For ideas on how you can support this system holistically, consider these tips below…
Ways To Support the Large Intestine
- Make sure you are drinking plenty of water since it’s essential to support peristalsis so waste can move rhythmically (and completely) out of your system. If you are wondering what “plenty” is, a wise general recommendation is half of your body weight in ounces a day! As basic as this suggestion is, it is a bodily necessity too often neglected, causing constipation which, when it becomes chronic, can lead to an array of other GI-issues that are more serious like the ones mentioned above.
- Aside from eating more natural fiber from vegetables and dark leafy greens, in Eastern Dietary Therapy, it is just as important to avoid eating too many cold and raw foods (including iced drinks) which constrict the intestines and inevitably slow gastric motility. If you love a smoothie or shake, try skipping the ice. Used to eating salads? Add a cooked grain or protein to balance the cold-raw nature of the greens which will make digestion and elimination easier. You might be surprised by the impact such a small shift can make.
- In East Asian Medicine, internal stagnation can be caused (and mirrored back) from blockages in our external world like one’s work environment to the spaces in their home. Clearing clutter in the places you occupy can mentally clear clutter from the psyche while energetically encouraging release on a somatic level. Focus on one corner, cabinet, or room — with some good music and focused intention. Whatever no longer serves a purpose, donate or sell to keep your spaces and body from being stifled by excess.

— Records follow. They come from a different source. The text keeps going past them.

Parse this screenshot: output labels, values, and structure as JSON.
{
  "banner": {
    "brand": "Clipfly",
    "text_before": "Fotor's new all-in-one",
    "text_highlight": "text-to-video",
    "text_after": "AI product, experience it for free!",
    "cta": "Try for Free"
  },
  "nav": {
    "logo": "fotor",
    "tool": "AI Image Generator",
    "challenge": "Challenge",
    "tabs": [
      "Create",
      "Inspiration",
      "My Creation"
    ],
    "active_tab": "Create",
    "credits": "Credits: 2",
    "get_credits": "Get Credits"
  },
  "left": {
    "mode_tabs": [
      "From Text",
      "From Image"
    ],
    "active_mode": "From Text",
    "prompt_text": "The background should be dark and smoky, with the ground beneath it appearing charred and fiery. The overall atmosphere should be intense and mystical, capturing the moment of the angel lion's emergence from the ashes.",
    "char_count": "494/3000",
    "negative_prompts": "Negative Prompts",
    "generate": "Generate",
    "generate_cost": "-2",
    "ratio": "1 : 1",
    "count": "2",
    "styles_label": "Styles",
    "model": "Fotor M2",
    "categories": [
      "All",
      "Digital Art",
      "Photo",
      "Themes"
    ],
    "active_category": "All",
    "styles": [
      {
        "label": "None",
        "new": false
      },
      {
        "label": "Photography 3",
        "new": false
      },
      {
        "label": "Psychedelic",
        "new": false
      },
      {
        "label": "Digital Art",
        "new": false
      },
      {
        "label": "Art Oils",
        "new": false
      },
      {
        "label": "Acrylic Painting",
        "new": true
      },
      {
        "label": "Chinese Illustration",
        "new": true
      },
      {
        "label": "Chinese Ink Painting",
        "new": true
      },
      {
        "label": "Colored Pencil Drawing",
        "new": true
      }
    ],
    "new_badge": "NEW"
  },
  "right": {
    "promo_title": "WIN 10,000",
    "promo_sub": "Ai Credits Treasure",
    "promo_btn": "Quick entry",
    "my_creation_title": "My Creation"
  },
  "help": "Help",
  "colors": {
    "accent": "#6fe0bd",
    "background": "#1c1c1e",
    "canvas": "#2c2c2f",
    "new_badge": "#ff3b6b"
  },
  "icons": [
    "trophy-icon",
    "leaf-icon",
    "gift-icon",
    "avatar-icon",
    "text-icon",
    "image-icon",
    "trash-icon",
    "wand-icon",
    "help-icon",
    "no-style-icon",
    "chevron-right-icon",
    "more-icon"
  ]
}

- To cleanse the psyche, take time to reflect on any grudges, limiting beliefs, regrets, resentments, and prejudices that you may be holding onto. Are there ways you can seek expression and potential resolution for these? If not with the person in question, how about a trusted counselor? Another option is releasing these thoughts on paper. Then, choose your releasing method of choice: burn or tear them up. If after ensuring all pieces are small enough, you can literally and symbolically flush them down the toilet instead.
- If you are struggling with irregular elimination or even headaches, try acupressure on the point large intestine 4, located along the mid-point of the bone between the index finger and thumb. Press and hold with a firm pressure for a few deep breaths; on the inhale you can additionally think of what you have been harboring with the intention to release it on a prolonged exhale. NOTE: This point is contraindicated during pregnancy.
May this season and beyond bring you the trust to surrender to change and shed what is no longer aligned with your path, authenticity, and health. Stay tuned for next month’s meridian feature for more!
Dr. Lauren Renee Dyer is the Founder of Rune Acupuncture in New Gloucester, Maine where her approach to care can best be described as a merging of medicine and mysticism. Dr. Dyer addresses her client’s needs with a holistic and integrative approach. Her specialty lies in offering Acupuncture for emotional health and pain management, guiding patients towards a state where the body and mind are re-integrated, allowing one to reclaim the essence of who they are, as well as a more harmonized state of health. Book a session with Dr. Lauren through Rune Acupuncture or follow her on the ’gram for daily inspiration and wisdom.